With fighting underway, both sides provided conflicting numbers of casualties. On Friday, the Turkish Defense Ministry said 342 “terrorists” — referring to Kurdish fighters — had been killed. The SDF said it had lost only 22 soldiers but claimed to have killed 262 Turkish soldiers and allied Syrian rebel fighters.
The Syrian National Army, an umbrella group for Turkish-backed Syrian rebels, said nine of its fighters had been killed. The Turkish Defense Ministry said two Turkish soldiers had been killed since the start of the operation.
An SDF statement said the two heavily populated northeastern towns of Amudah and Qamishli have suffered the brunt of the Turkish attack, with indiscriminate bombings that killed many civilians, but it did not specify a number.
In the southern Turkish town of Suruc, two civilians were killed Friday in a mortar attack launched from Syria, the state-run Anadolu Agency said. In Nusaybin, farther east, eight Turkish civilians were killed on Friday, the provincial governor said.
A ceremony was held Friday morning in the city of Sanliurfa to honor two of Turkey’s victims: Cihan Gunes, 31, and Muhammed Omar, who was 9 months old. They were killed in separate mortar attacks Thursday in Akcakale.
Gunes, who was employed in the municipal tax office in Sanliurfa but had gone to work in Akcakale for the day, was killed after a rocket fell in the courtyard of a government office, a police officer said. Omar, whose family is Syrian, was hit by shrapnel in front of his home.
The ceremony was packed with police officers and municipal workers. Their two wooden caskets, draped with Turkish flags, were displayed on stands covered in white tablecloths. A picture of Omar, wearing a white beanie, leaned against his coffin. “Muhammed Omar’s casket is small, but his heart is big,” an imam said during prayers.

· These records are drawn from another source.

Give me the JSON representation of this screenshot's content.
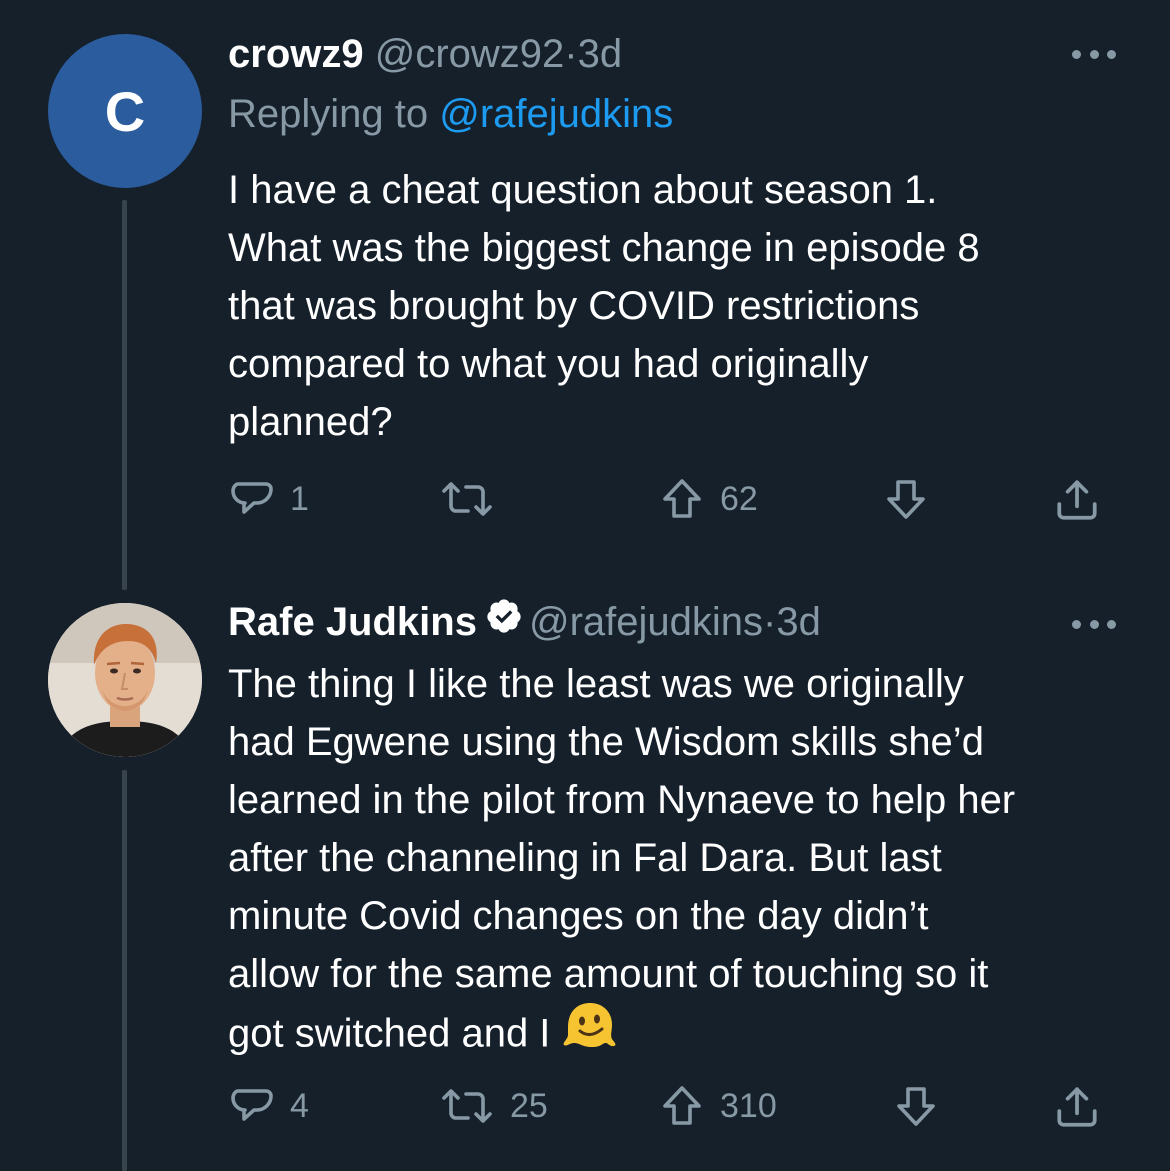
{
  "tweets": [
    {
      "avatar_letter": "C",
      "display_name": "crowz9",
      "handle": "@crowz92",
      "separator": "·",
      "time": "3d",
      "replying_prefix": "Replying to",
      "replying_to": "@rafejudkins",
      "lines": [
        "I have a cheat question about season 1.",
        "What was the biggest change in episode 8",
        "that was brought by COVID restrictions",
        "compared to what you had originally",
        "planned?"
      ],
      "actions": {
        "reply_count": "1",
        "retweet_count": "",
        "upvote_count": "62"
      }
    },
    {
      "display_name": "Rafe Judkins",
      "verified": true,
      "handle": "@rafejudkins",
      "separator": "·",
      "time": "3d",
      "lines": [
        "The thing I like the least was we originally",
        "had Egwene using the Wisdom skills she’d",
        "learned in the pilot from Nynaeve to help her",
        "after the channeling in Fal Dara.  But last",
        "minute Covid changes on the day didn’t",
        "allow for the same amount of touching so it",
        "got switched and I"
      ],
      "trailing_emoji": "melting-face-emoji",
      "actions": {
        "reply_count": "4",
        "retweet_count": "25",
        "upvote_count": "310"
      }
    }
  ],
  "colors": {
    "background": "#15202b",
    "text": "#ffffff",
    "secondary": "#8899a6",
    "link": "#1d9bf0",
    "avatar_bg": "#2b5c9e",
    "thread_line": "#38444d"
  },
  "icons": [
    "reply-icon",
    "retweet-icon",
    "upvote-icon",
    "downvote-icon",
    "share-icon",
    "more-icon",
    "verified-badge-icon"
  ]
}
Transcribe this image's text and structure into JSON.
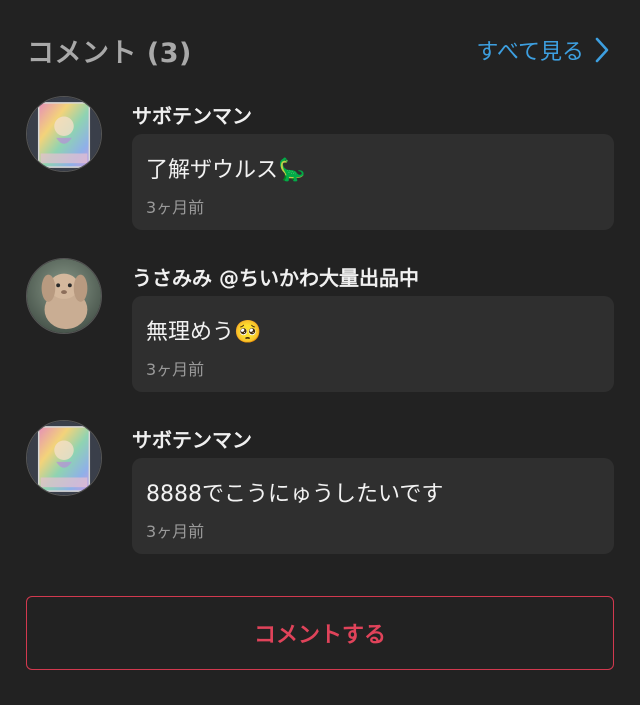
{
  "header": {
    "title": "コメント (3)",
    "see_all_label": "すべて見る",
    "see_all_icon": "chevron-right-icon",
    "accent_color": "#3d9fe0"
  },
  "comments": [
    {
      "username": "サボテンマン",
      "text": "了解ザウルス🦕",
      "time": "3ヶ月前",
      "avatar": "card-avatar"
    },
    {
      "username": "うさみみ @ちいかわ大量出品中",
      "text": "無理めう🥺",
      "time": "3ヶ月前",
      "avatar": "rabbit-avatar"
    },
    {
      "username": "サボテンマン",
      "text": "8888でこうにゅうしたいです",
      "time": "3ヶ月前",
      "avatar": "card-avatar"
    }
  ],
  "footer": {
    "comment_button_label": "コメントする",
    "button_color": "#d2394f"
  }
}
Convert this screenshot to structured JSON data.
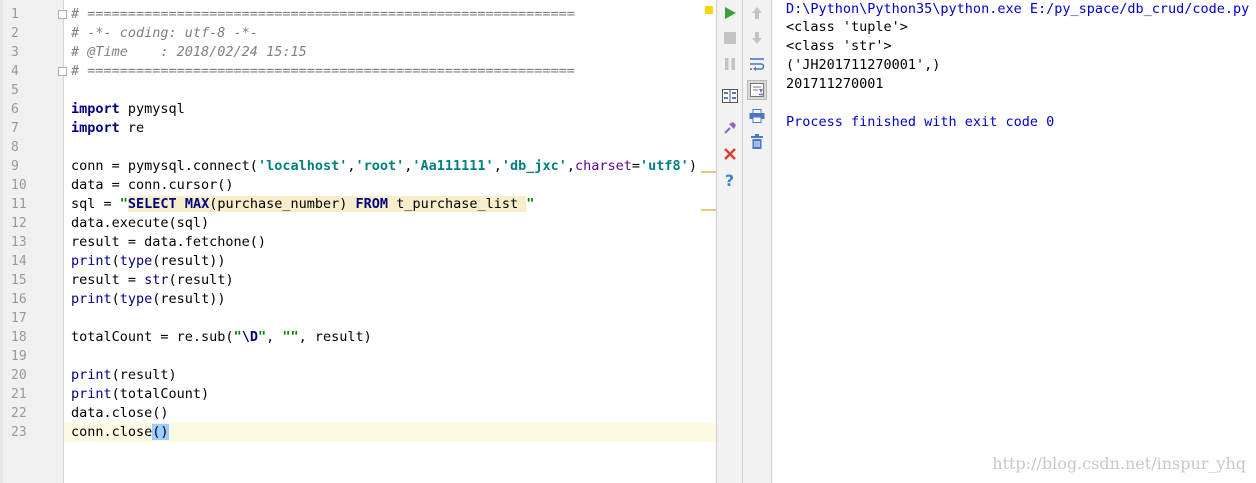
{
  "editor": {
    "line_numbers": [
      "1",
      "2",
      "3",
      "4",
      "5",
      "6",
      "7",
      "8",
      "9",
      "10",
      "11",
      "12",
      "13",
      "14",
      "15",
      "16",
      "17",
      "18",
      "19",
      "20",
      "21",
      "22",
      "23"
    ],
    "current_line": 23,
    "code": {
      "l1": "# ============================================================",
      "l2": "# -*- coding: utf-8 -*-",
      "l3": "# @Time    : 2018/02/24 15:15",
      "l4": "# ============================================================",
      "kw_import": "import",
      "l6_rest": " pymysql",
      "l7_rest": " re",
      "l9_a": "conn = pymysql.connect(",
      "l9_s1": "'localhost'",
      "comma": ",",
      "l9_s2": "'root'",
      "l9_s3": "'Aa111111'",
      "l9_s4": "'db_jxc'",
      "l9_param": "charset",
      "l9_eq": "=",
      "l9_s5": "'utf8'",
      "l9_close": ")",
      "l10": "data = conn.cursor()",
      "l11_a": "sql = ",
      "l11_q1": "\"",
      "l11_select": "SELECT",
      "l11_sp": " ",
      "l11_max": "MAX",
      "l11_mid": "(purchase_number) ",
      "l11_from": "FROM",
      "l11_table": " t_purchase_list ",
      "l11_q2": "\"",
      "l12": "data.execute(sql)",
      "l13": "result = data.fetchone()",
      "print": "print",
      "type": "type",
      "str": "str",
      "l14_a": "(",
      "l14_b": "(result))",
      "l15_a": "result = ",
      "l15_b": "(result)",
      "l16_a": "(",
      "l16_b": "(result))",
      "l18_a": "totalCount = re.sub(",
      "l18_q": "\"",
      "l18_esc": "\\D",
      "l18_q2": "\"",
      "l18_sep": ", ",
      "l18_empty": "\"\"",
      "l18_b": ", result)",
      "l20_b": "(result)",
      "l21_b": "(totalCount)",
      "l22": "data.close()",
      "l23_a": "conn.close",
      "l23_b": "()"
    }
  },
  "toolbar_left": {
    "icons": [
      "run-icon",
      "stop-icon",
      "pause-icon",
      "layout-icon",
      "pin-icon",
      "close-icon",
      "help-icon"
    ],
    "help_glyph": "?"
  },
  "toolbar_right": {
    "icons": [
      "up-arrow-icon",
      "down-arrow-icon",
      "soft-wrap-icon",
      "scroll-to-end-icon",
      "print-icon",
      "trash-icon"
    ]
  },
  "console": {
    "lines": [
      "D:\\Python\\Python35\\python.exe E:/py_space/db_crud/code.py",
      "<class 'tuple'>",
      "<class 'str'>",
      "('JH201711270001',)",
      "201711270001",
      "",
      "Process finished with exit code 0"
    ]
  },
  "watermark": "http://blog.csdn.net/inspur_yhq",
  "colors": {
    "keyword": "#000080",
    "string": "#008080",
    "comment": "#808080",
    "console_blue": "#0000cc",
    "current_line": "#fdfae3"
  }
}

A co-worker said Gunes had worked in the Sanliurfa tax office for about a year and a half and was engaged to be married. Another colleague, Halil Polat, called him “a good guy, a nice guy.”
They had spoken on Thursday. “I jokingly told him I’d say my prayers for him,” Polat said.
DeYoung reported from Washington. Dan Lamothe in Washington, Zeynep Karatas in Sanliurfa, Turkey, and Liz Sly in Beirut contributed to this report.